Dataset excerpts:
══════════

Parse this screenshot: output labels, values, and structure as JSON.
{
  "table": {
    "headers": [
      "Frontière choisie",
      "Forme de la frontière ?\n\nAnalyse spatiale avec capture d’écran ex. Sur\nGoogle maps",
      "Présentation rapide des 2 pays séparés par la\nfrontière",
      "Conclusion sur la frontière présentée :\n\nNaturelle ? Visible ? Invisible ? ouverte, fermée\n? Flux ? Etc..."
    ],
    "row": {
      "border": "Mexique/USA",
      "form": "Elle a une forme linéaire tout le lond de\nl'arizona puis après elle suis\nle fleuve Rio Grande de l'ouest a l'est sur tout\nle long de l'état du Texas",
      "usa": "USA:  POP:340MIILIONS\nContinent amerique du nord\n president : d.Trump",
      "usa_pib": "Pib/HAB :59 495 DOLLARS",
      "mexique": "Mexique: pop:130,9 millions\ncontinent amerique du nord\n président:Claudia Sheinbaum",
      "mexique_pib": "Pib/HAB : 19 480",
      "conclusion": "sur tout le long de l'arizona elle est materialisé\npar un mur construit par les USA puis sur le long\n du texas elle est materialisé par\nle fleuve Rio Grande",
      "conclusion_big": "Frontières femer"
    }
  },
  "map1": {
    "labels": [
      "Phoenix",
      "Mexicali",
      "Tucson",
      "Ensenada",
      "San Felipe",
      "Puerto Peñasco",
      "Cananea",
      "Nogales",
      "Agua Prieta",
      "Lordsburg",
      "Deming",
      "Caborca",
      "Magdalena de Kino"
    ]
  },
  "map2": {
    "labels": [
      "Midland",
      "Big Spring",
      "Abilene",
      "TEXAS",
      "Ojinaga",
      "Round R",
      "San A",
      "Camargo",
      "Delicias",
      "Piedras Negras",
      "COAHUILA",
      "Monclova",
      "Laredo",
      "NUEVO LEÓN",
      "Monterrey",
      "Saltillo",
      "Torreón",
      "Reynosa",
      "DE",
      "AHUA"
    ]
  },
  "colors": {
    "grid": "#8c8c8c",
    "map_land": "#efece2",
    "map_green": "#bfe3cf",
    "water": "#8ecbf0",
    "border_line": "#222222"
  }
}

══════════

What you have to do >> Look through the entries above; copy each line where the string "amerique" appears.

Written reply >>
      "usa": "USA:  POP:340MIILIONS\nContinent amerique du nord\n president : d.Trump",
      "mexique": "Mexique: pop:130,9 millions\ncontinent amerique du nord\n président:Claudia Sheinbaum",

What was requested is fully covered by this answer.